* **Directions for this task**
All entries should be output exactly as they stand.

* **Exercise materials**
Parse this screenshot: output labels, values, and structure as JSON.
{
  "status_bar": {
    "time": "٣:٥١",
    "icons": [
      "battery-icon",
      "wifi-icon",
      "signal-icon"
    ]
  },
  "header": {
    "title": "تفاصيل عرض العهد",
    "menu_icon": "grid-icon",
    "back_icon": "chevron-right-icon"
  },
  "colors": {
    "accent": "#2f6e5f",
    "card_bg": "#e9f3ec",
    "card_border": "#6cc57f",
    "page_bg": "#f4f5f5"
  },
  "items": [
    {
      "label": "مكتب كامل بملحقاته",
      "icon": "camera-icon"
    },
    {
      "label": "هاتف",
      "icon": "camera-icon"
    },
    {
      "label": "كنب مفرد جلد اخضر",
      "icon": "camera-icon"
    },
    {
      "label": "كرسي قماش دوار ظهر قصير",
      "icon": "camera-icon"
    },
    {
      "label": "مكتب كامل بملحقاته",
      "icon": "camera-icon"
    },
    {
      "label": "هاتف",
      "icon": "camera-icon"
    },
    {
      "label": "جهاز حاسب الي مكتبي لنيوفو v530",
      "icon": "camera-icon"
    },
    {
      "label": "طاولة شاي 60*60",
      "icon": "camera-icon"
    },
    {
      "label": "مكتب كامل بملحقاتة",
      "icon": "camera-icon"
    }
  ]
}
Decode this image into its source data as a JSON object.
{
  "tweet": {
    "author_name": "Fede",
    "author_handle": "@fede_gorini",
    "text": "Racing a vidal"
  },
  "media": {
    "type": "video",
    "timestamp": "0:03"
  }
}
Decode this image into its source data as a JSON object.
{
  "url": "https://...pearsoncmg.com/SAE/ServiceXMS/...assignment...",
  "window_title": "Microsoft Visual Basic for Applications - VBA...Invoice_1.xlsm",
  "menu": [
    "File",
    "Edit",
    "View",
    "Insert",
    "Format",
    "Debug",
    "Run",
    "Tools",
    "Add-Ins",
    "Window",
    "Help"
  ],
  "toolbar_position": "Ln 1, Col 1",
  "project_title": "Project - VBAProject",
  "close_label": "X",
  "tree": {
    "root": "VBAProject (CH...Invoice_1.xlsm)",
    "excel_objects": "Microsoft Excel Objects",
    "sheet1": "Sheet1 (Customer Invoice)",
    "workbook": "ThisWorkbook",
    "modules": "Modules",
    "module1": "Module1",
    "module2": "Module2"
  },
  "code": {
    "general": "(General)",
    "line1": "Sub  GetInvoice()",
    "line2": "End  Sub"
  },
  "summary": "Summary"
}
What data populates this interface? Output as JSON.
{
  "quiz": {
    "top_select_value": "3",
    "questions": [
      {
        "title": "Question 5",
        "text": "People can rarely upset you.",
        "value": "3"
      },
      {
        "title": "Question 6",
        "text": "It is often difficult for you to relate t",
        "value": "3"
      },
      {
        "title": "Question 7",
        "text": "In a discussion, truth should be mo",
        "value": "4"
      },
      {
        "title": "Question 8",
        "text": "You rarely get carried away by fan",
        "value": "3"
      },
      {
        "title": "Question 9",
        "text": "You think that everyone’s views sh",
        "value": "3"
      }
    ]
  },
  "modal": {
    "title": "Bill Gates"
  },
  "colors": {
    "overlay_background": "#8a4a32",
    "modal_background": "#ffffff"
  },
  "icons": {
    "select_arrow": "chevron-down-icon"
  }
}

* **Solved exercise**
Parse this screenshot: output labels, values, and structure as JSON.
{
  "status_bar": {
    "time": "٣:٥١",
    "icons": [
      "battery-icon",
      "wifi-icon",
      "signal-icon"
    ]
  },
  "header": {
    "title": "تفاصيل عرض العهد",
    "menu_icon": "grid-icon",
    "back_icon": "chevron-right-icon"
  },
  "colors": {
    "accent": "#2f6e5f",
    "card_bg": "#e9f3ec",
    "card_border": "#6cc57f",
    "page_bg": "#f4f5f5"
  },
  "items": [
    {
      "label": "مكتب كامل بملحقاته",
      "icon": "camera-icon"
    },
    {
      "label": "هاتف",
      "icon": "camera-icon"
    },
    {
      "label": "كنب مفرد جلد اخضر",
      "icon": "camera-icon"
    },
    {
      "label": "كرسي قماش دوار ظهر قصير",
      "icon": "camera-icon"
    },
    {
      "label": "مكتب كامل بملحقاته",
      "icon": "camera-icon"
    },
    {
      "label": "هاتف",
      "icon": "camera-icon"
    },
    {
      "label": "جهاز حاسب الي مكتبي لنيوفو v530",
      "icon": "camera-icon"
    },
    {
      "label": "طاولة شاي 60*60",
      "icon": "camera-icon"
    },
    {
      "label": "مكتب كامل بملحقاتة",
      "icon": "camera-icon"
    }
  ]
}
Decode this image into its source data as a JSON object.
{
  "tweet": {
    "author_name": "Fede",
    "author_handle": "@fede_gorini",
    "text": "Racing a vidal"
  },
  "media": {
    "type": "video",
    "timestamp": "0:03"
  }
}
Decode this image into its source data as a JSON object.
{
  "url": "https://...pearsoncmg.com/SAE/ServiceXMS/...assignment...",
  "window_title": "Microsoft Visual Basic for Applications - VBA...Invoice_1.xlsm",
  "menu": [
    "File",
    "Edit",
    "View",
    "Insert",
    "Format",
    "Debug",
    "Run",
    "Tools",
    "Add-Ins",
    "Window",
    "Help"
  ],
  "toolbar_position": "Ln 1, Col 1",
  "project_title": "Project - VBAProject",
  "close_label": "X",
  "tree": {
    "root": "VBAProject (CH...Invoice_1.xlsm)",
    "excel_objects": "Microsoft Excel Objects",
    "sheet1": "Sheet1 (Customer Invoice)",
    "workbook": "ThisWorkbook",
    "modules": "Modules",
    "module1": "Module1",
    "module2": "Module2"
  },
  "code": {
    "general": "(General)",
    "line1": "Sub  GetInvoice()",
    "line2": "End  Sub"
  },
  "summary": "Summary"
}
What data populates this interface? Output as JSON.
{
  "quiz": {
    "top_select_value": "3",
    "questions": [
      {
        "title": "Question 5",
        "text": "People can rarely upset you.",
        "value": "3"
      },
      {
        "title": "Question 6",
        "text": "It is often difficult for you to relate t",
        "value": "3"
      },
      {
        "title": "Question 7",
        "text": "In a discussion, truth should be mo",
        "value": "4"
      },
      {
        "title": "Question 8",
        "text": "You rarely get carried away by fan",
        "value": "3"
      },
      {
        "title": "Question 9",
        "text": "You think that everyone’s views sh",
        "value": "3"
      }
    ]
  },
  "modal": {
    "title": "Bill Gates"
  },
  "colors": {
    "overlay_background": "#8a4a32",
    "modal_background": "#ffffff"
  },
  "icons": {
    "select_arrow": "chevron-down-icon"
  }
}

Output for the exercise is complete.